In another example, when the upper layer connectivity appears properly connected, then it is time to examine the lower layer separation for issues. The same approach used in the earlier case applies to analyzing lower-level soft check issues.

In the Net Info window for the rejected, shown in figure 9, we see that it has connectivity throughout the upper layer materials up to metal7.

Fig. 9: Net Info window in Calibre RVE.

Therefore, the upper layer connectivity appears sufficient.

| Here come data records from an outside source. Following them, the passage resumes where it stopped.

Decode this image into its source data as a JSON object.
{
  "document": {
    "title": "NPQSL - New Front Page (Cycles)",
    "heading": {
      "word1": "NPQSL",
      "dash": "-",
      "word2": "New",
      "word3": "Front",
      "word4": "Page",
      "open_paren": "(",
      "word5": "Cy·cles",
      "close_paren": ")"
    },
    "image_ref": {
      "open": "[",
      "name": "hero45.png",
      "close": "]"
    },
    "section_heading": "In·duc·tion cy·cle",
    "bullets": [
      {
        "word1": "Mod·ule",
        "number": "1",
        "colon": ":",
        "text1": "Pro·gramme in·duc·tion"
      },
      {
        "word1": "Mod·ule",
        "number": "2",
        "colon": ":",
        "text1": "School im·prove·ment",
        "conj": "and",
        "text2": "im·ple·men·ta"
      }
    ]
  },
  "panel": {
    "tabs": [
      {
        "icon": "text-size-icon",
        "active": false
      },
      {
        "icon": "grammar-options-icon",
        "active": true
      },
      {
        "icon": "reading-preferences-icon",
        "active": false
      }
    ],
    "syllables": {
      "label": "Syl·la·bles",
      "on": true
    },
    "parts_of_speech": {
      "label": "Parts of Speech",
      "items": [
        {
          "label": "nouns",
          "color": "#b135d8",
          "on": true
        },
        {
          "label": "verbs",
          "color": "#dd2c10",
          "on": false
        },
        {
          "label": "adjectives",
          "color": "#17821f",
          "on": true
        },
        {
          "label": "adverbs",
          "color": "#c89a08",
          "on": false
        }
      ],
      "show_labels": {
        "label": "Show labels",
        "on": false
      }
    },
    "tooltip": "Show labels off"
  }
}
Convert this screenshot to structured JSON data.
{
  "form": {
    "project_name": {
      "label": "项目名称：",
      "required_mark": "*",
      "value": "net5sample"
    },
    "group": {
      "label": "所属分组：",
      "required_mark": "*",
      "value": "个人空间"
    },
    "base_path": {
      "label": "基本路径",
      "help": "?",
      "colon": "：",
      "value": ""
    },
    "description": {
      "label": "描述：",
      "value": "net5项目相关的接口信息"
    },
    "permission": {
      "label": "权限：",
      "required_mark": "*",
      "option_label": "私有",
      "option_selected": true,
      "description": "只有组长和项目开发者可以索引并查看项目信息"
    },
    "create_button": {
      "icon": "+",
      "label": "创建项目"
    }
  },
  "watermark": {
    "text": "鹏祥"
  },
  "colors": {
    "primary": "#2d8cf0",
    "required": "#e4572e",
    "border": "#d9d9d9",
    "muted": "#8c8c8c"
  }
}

But, as shown in figure 10, when looking at the upper (diffusion) shapes with the well isolation layer (shown in tan) we see that some of the upper (diffusion) layer shapes are enclosed within the isolation area (shown in yellow) and the conflicting shapes are not (shown in green). Therefore, we can deduce that the conflicting shapes need to be within a well isolation area.

Fig. 10: Design view of an example lower-layer connectivity issue. Conflicting shapes (green) are located outside the well isolation area (yellow).

These examples show very simple cases of connectivity issues that you can find using soft checks. To understand and resolve the soft check issues reported of your own design requires a basic knowledge of how the rules are defined. If you use pre-defined rules, then these examples are good background as to what underlies those instructions. If you are an author for physical verification rules, then use this information as a guideline in your development.


Including soft checks in your LVS flow is useful for finding and fixing soft connectivity issues between diffusion layers and well (substrate) regions for digital and analog IC designs. Accurate reporting, debugging, and correction of these connectivity errors helps ensure that a design will perform as intended when manufactured, enabling design companies to achieve both their performance and reliability targets and market timelines for their products.

Leave a Reply

(Note: This name will be displayed publicly)